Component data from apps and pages

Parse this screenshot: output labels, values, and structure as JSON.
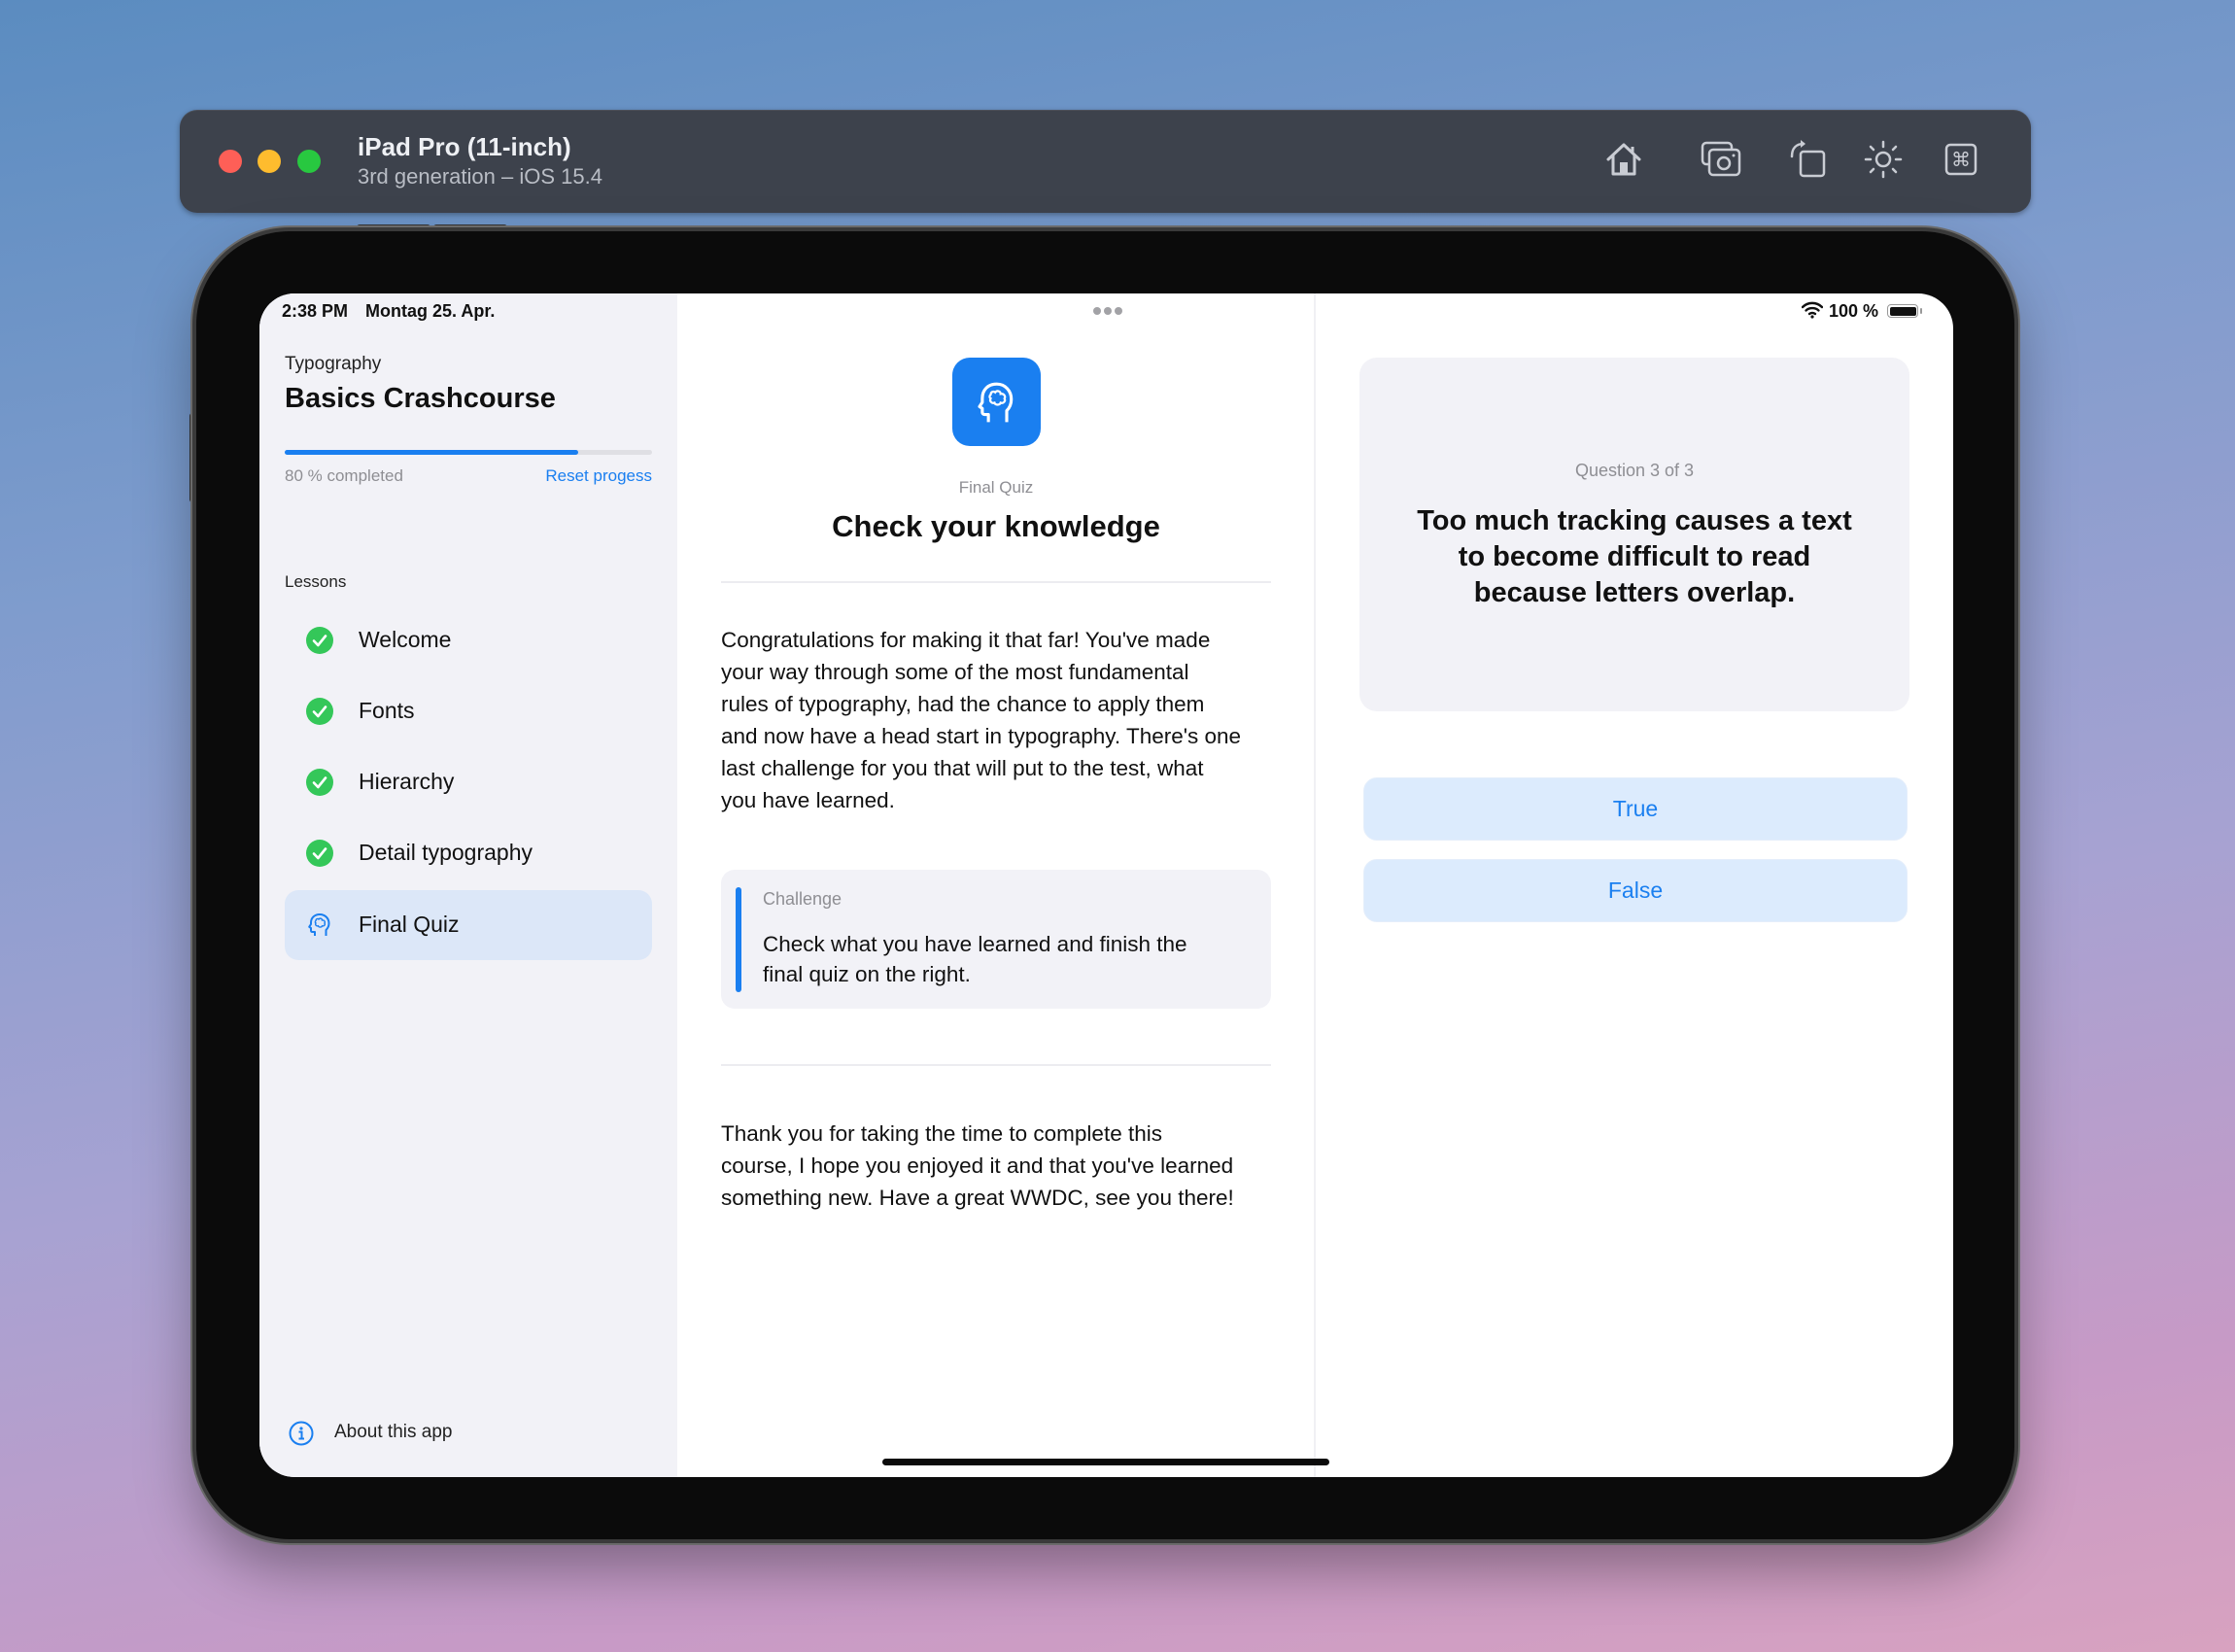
{
  "window": {
    "title": "iPad Pro (11-inch)",
    "subtitle": "3rd generation – iOS 15.4",
    "traffic_lights": {
      "close": "#fe5f57",
      "minimize": "#febc2e",
      "zoom": "#28c840"
    },
    "toolbar_icons": [
      "home-icon",
      "screenshot-icon",
      "rotate-icon",
      "appearance-icon",
      "command-icon"
    ]
  },
  "status_bar": {
    "time": "2:38 PM",
    "date": "Montag 25. Apr.",
    "battery": "100 %"
  },
  "sidebar": {
    "subtitle": "Typography",
    "title": "Basics Crashcourse",
    "progress": 0.8,
    "progress_label": "80 % completed",
    "reset_label": "Reset progess",
    "lessons_header": "Lessons",
    "lessons": [
      {
        "label": "Welcome",
        "icon": "checkmark-circle-icon",
        "completed": true
      },
      {
        "label": "Fonts",
        "icon": "checkmark-circle-icon",
        "completed": true
      },
      {
        "label": "Hierarchy",
        "icon": "checkmark-circle-icon",
        "completed": true
      },
      {
        "label": "Detail typography",
        "icon": "checkmark-circle-icon",
        "completed": true
      },
      {
        "label": "Final Quiz",
        "icon": "brain-head-icon",
        "selected": true
      }
    ],
    "about_label": "About this app"
  },
  "content": {
    "eyebrow": "Final Quiz",
    "title": "Check your knowledge",
    "intro_lines": [
      "Congratulations for making it that far! You've made",
      "your way through some of the most fundamental",
      "rules of typography, had the chance to apply them",
      "and now have a head start in typography. There's one",
      "last challenge for you that will put to the test, what",
      "you have learned."
    ],
    "challenge": {
      "label": "Challenge",
      "lines": [
        "Check what you have learned and finish the",
        "final quiz on the right."
      ]
    },
    "outro_lines": [
      "Thank you for taking the time to complete this",
      "course, I hope you enjoyed it and that you've learned",
      "something new. Have a great WWDC, see you there!"
    ]
  },
  "quiz": {
    "counter": "Question 3 of 3",
    "question_lines": [
      "Too much tracking causes a text",
      "to become difficult to read",
      "because letters overlap."
    ],
    "answers": [
      "True",
      "False"
    ]
  },
  "colors": {
    "accent": "#1a7ff0",
    "success": "#34c759",
    "sidebar_bg": "#f2f2f7",
    "selected_bg": "#dce7f8",
    "answer_bg": "#dcebfd"
  }
}
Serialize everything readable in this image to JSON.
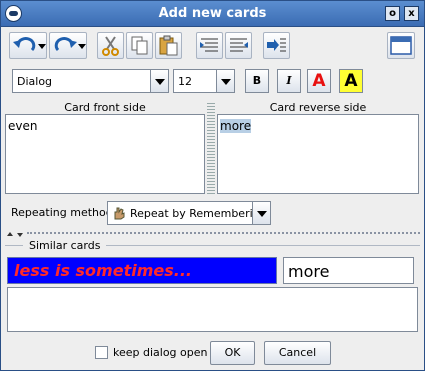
{
  "window": {
    "title": "Add new cards",
    "min_symbol": "o",
    "close_symbol": "x"
  },
  "toolbar": {
    "icons": [
      "undo-icon",
      "redo-icon",
      "cut-icon",
      "copy-icon",
      "paste-icon",
      "align-left-icon",
      "align-right-icon",
      "insert-icon",
      "window-icon"
    ]
  },
  "format": {
    "font": "Dialog",
    "size": "12",
    "bold": "B",
    "italic": "I",
    "color_a": "A",
    "highlight_a": "A",
    "color_red": "#e81010",
    "highlight_yellow": "#ffff33"
  },
  "card": {
    "front_label": "Card front side",
    "back_label": "Card reverse side",
    "front_text": "even",
    "back_text": "more"
  },
  "repeating": {
    "label": "Repeating method:",
    "value": "Repeat by Remembering"
  },
  "similar": {
    "label": "Similar cards",
    "front": "less is sometimes...",
    "back": "more",
    "front_bg": "#0000ff",
    "front_color": "#ff2a2a"
  },
  "footer": {
    "keep_open_label": "keep dialog open",
    "ok_label": "OK",
    "cancel_label": "Cancel"
  }
}
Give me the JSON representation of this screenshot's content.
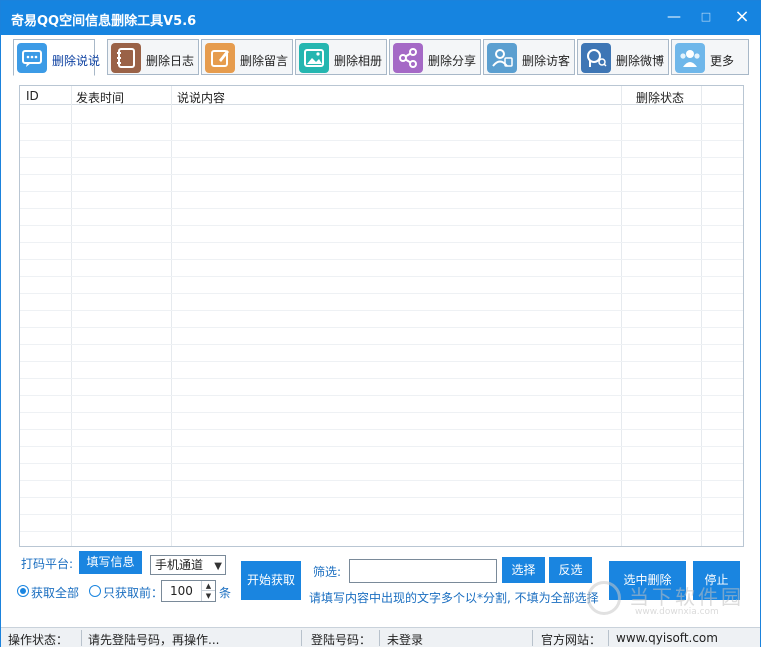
{
  "window": {
    "title": "奇易QQ空间信息删除工具V5.6",
    "min_glyph": "—",
    "max_glyph": "□",
    "close_glyph": "×"
  },
  "tabs": [
    {
      "label": "删除说说",
      "icon": "chat-bubble-icon",
      "color": "#3c9be6",
      "active": true
    },
    {
      "label": "删除日志",
      "icon": "notebook-icon",
      "color": "#9a6247",
      "active": false
    },
    {
      "label": "删除留言",
      "icon": "edit-note-icon",
      "color": "#e69c4e",
      "active": false
    },
    {
      "label": "删除相册",
      "icon": "photo-icon",
      "color": "#25b6b0",
      "active": false
    },
    {
      "label": "删除分享",
      "icon": "share-icon",
      "color": "#a569c6",
      "active": false
    },
    {
      "label": "删除访客",
      "icon": "visitor-icon",
      "color": "#5b9fd0",
      "active": false
    },
    {
      "label": "删除微博",
      "icon": "weibo-search-icon",
      "color": "#3e76b5",
      "active": false
    },
    {
      "label": "更多",
      "icon": "users-icon",
      "color": "#6fb7ea",
      "active": false
    }
  ],
  "table": {
    "columns": [
      "ID",
      "发表时间",
      "说说内容",
      "删除状态"
    ],
    "rows": []
  },
  "controls": {
    "captcha_label": "打码平台:",
    "fill_info_button": "填写信息",
    "channel_select": "手机通道",
    "get_all_label": "获取全部",
    "get_only_label": "只获取前：",
    "count_value": "100",
    "count_unit": "条",
    "start_button": "开始获取",
    "filter_label": "筛选:",
    "filter_value": "",
    "select_button": "选择",
    "invert_button": "反选",
    "filter_hint": "请填写内容中出现的文字多个以*分割, 不填为全部选择",
    "delete_selected_button": "选中删除",
    "stop_button": "停止"
  },
  "watermark": {
    "text": "当下软件园",
    "url": "www.downxia.com"
  },
  "status": {
    "op_label": "操作状态：",
    "op_value": "请先登陆号码，再操作...",
    "login_label": "登陆号码：",
    "login_value": "未登录",
    "site_label": "官方网站：",
    "site_value": "www.qyisoft.com"
  },
  "colors": {
    "accent": "#1a85e0",
    "titlebar": "#1684e0"
  }
}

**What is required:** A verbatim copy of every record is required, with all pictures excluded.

**Task result:**
Parse this screenshot: output labels, values, and structure as JSON.
{
  "window": {
    "title": "iPad Pro (11-inch)",
    "subtitle": "3rd generation – iOS 15.4",
    "traffic_lights": {
      "close": "#fe5f57",
      "minimize": "#febc2e",
      "zoom": "#28c840"
    },
    "toolbar_icons": [
      "home-icon",
      "screenshot-icon",
      "rotate-icon",
      "appearance-icon",
      "command-icon"
    ]
  },
  "status_bar": {
    "time": "2:38 PM",
    "date": "Montag 25. Apr.",
    "battery": "100 %"
  },
  "sidebar": {
    "subtitle": "Typography",
    "title": "Basics Crashcourse",
    "progress": 0.8,
    "progress_label": "80 % completed",
    "reset_label": "Reset progess",
    "lessons_header": "Lessons",
    "lessons": [
      {
        "label": "Welcome",
        "icon": "checkmark-circle-icon",
        "completed": true
      },
      {
        "label": "Fonts",
        "icon": "checkmark-circle-icon",
        "completed": true
      },
      {
        "label": "Hierarchy",
        "icon": "checkmark-circle-icon",
        "completed": true
      },
      {
        "label": "Detail typography",
        "icon": "checkmark-circle-icon",
        "completed": true
      },
      {
        "label": "Final Quiz",
        "icon": "brain-head-icon",
        "selected": true
      }
    ],
    "about_label": "About this app"
  },
  "content": {
    "eyebrow": "Final Quiz",
    "title": "Check your knowledge",
    "intro_lines": [
      "Congratulations for making it that far! You've made",
      "your way through some of the most fundamental",
      "rules of typography, had the chance to apply them",
      "and now have a head start in typography. There's one",
      "last challenge for you that will put to the test, what",
      "you have learned."
    ],
    "challenge": {
      "label": "Challenge",
      "lines": [
        "Check what you have learned and finish the",
        "final quiz on the right."
      ]
    },
    "outro_lines": [
      "Thank you for taking the time to complete this",
      "course, I hope you enjoyed it and that you've learned",
      "something new. Have a great WWDC, see you there!"
    ]
  },
  "quiz": {
    "counter": "Question 3 of 3",
    "question_lines": [
      "Too much tracking causes a text",
      "to become difficult to read",
      "because letters overlap."
    ],
    "answers": [
      "True",
      "False"
    ]
  },
  "colors": {
    "accent": "#1a7ff0",
    "success": "#34c759",
    "sidebar_bg": "#f2f2f7",
    "selected_bg": "#dce7f8",
    "answer_bg": "#dcebfd"
  }
}
Serialize everything readable in this image to JSON.
{
  "window": {
    "title": "Add new cards",
    "min_symbol": "o",
    "close_symbol": "x"
  },
  "toolbar": {
    "icons": [
      "undo-icon",
      "redo-icon",
      "cut-icon",
      "copy-icon",
      "paste-icon",
      "align-left-icon",
      "align-right-icon",
      "insert-icon",
      "window-icon"
    ]
  },
  "format": {
    "font": "Dialog",
    "size": "12",
    "bold": "B",
    "italic": "I",
    "color_a": "A",
    "highlight_a": "A",
    "color_red": "#e81010",
    "highlight_yellow": "#ffff33"
  },
  "card": {
    "front_label": "Card front side",
    "back_label": "Card reverse side",
    "front_text": "even",
    "back_text": "more"
  },
  "repeating": {
    "label": "Repeating method:",
    "value": "Repeat by Remembering"
  },
  "similar": {
    "label": "Similar cards",
    "front": "less is sometimes...",
    "back": "more",
    "front_bg": "#0000ff",
    "front_color": "#ff2a2a"
  },
  "footer": {
    "keep_open_label": "keep dialog open",
    "ok_label": "OK",
    "cancel_label": "Cancel"
  }
}
Give me the JSON representation of this screenshot's content.
{
  "window": {
    "title": "奇易QQ空间信息删除工具V5.6",
    "min_glyph": "—",
    "max_glyph": "□",
    "close_glyph": "×"
  },
  "tabs": [
    {
      "label": "删除说说",
      "icon": "chat-bubble-icon",
      "color": "#3c9be6",
      "active": true
    },
    {
      "label": "删除日志",
      "icon": "notebook-icon",
      "color": "#9a6247",
      "active": false
    },
    {
      "label": "删除留言",
      "icon": "edit-note-icon",
      "color": "#e69c4e",
      "active": false
    },
    {
      "label": "删除相册",
      "icon": "photo-icon",
      "color": "#25b6b0",
      "active": false
    },
    {
      "label": "删除分享",
      "icon": "share-icon",
      "color": "#a569c6",
      "active": false
    },
    {
      "label": "删除访客",
      "icon": "visitor-icon",
      "color": "#5b9fd0",
      "active": false
    },
    {
      "label": "删除微博",
      "icon": "weibo-search-icon",
      "color": "#3e76b5",
      "active": false
    },
    {
      "label": "更多",
      "icon": "users-icon",
      "color": "#6fb7ea",
      "active": false
    }
  ],
  "table": {
    "columns": [
      "ID",
      "发表时间",
      "说说内容",
      "删除状态"
    ],
    "rows": []
  },
  "controls": {
    "captcha_label": "打码平台:",
    "fill_info_button": "填写信息",
    "channel_select": "手机通道",
    "get_all_label": "获取全部",
    "get_only_label": "只获取前：",
    "count_value": "100",
    "count_unit": "条",
    "start_button": "开始获取",
    "filter_label": "筛选:",
    "filter_value": "",
    "select_button": "选择",
    "invert_button": "反选",
    "filter_hint": "请填写内容中出现的文字多个以*分割, 不填为全部选择",
    "delete_selected_button": "选中删除",
    "stop_button": "停止"
  },
  "watermark": {
    "text": "当下软件园",
    "url": "www.downxia.com"
  },
  "status": {
    "op_label": "操作状态：",
    "op_value": "请先登陆号码，再操作...",
    "login_label": "登陆号码：",
    "login_value": "未登录",
    "site_label": "官方网站：",
    "site_value": "www.qyisoft.com"
  },
  "colors": {
    "accent": "#1a85e0",
    "titlebar": "#1684e0"
  }
}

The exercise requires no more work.